UNICEF Turns on Taps During World Water Month

UNICEF_world_water_day_2_hdptcar

These days, if you want to engage supporters and increase awareness of your nonprofit organization, a tightly organized social media campaign is a must. Doctors Without Borders   relies on Twitter to convey the on-the-ground urgency of its work to its supporters. Operation Smile  uses Pinterest to paint a visual picture of its work with kids born with cleft palate syndromes.   Water.org has partnered  with Zynga.org on Facebook on more than one occasion to draw attention to its safe water campaign.

The UNICEF Tap Project

This year, United Nations International Children’s Fund (UNICEF) will use Facebook to launch its seventh annual Tap Project in New York City. The Tap Project, which raises money to expand access to potable water and sanitation for kids around the world, originated in New York in March 2007 with the modest request that people donate $1 for a glass of water on World Water Day. This year, with the help of Manhattan-based advertising agency Droga5 which helped create the Facebook page, the Tap Project goes global. Its new social media “home” will not only make it easier for supporters to donate to the cause, but effectively make it possible for UNICEF to gain support for the program anywhere in the world.

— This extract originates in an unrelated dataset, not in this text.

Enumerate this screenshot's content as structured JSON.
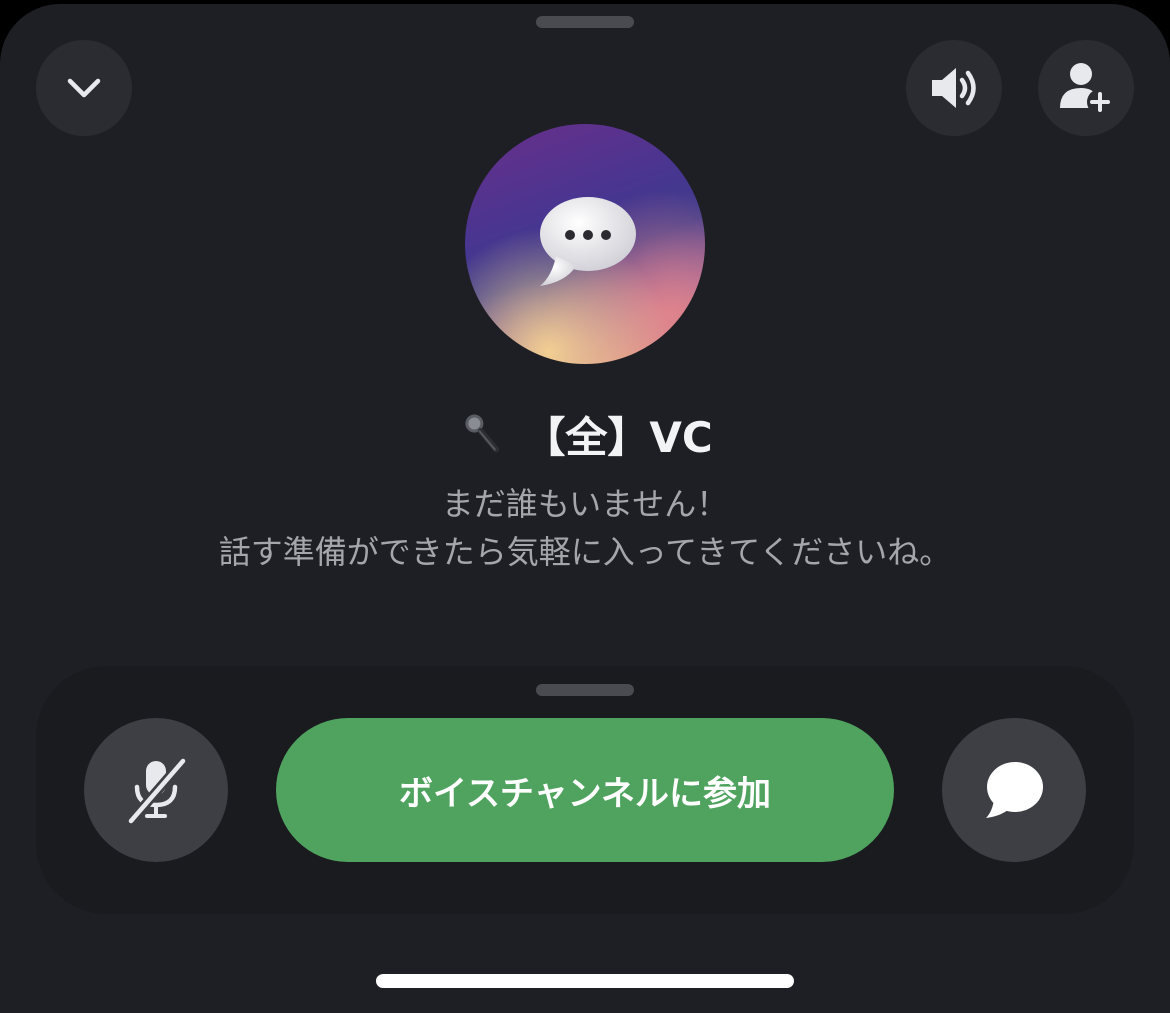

How the Water Network Works

UNICEF_tap_project_Julien_HarneisThe ingenious Facebook concept turns supporters into “taps” who in turn, by reaching out through their own network of Facebook connections, help create their own water network of supporters for UNICEF’s efforts. Supporters can raise money for the project by donating $5 either through PayPal or text and then selecting two friends to receive the water. They in turn will have an opportunity to further the “pipeline” by donating and selecting two more people to receive water and a note about the Tap Project’s efforts.

The International Year of Water Cooperation

The UN has branded 2013 as the International Year of Water Cooperation in recognition of the considerable challenges that lie ahead in ensuring that communities throughout the world have adequate access to clean and potable water. March 22, next week, marks World Water Day, which will be celebrated with educational events in different parts of the world. With a global push and a little help from social media, this month promises great opportunities for UNICEF’s much needed Tap Project.

Photo of woman retrieving water by hdptcar

Photo of Tap Project depiction by Julien Harneis

Jan Lee

Jan Lee is a former news editor and award-winning editorial writer whose non-fiction and fiction have been published in the U.S., Canada, Mexico, the U.K. and Australia. Her articles and posts can be found on TriplePundit, JustMeans, and her blog, The Multicultural Jew, as well as other publications. She currently splits her residence between the city of Vancouver, British Columbia and the rural farmlands of Idaho.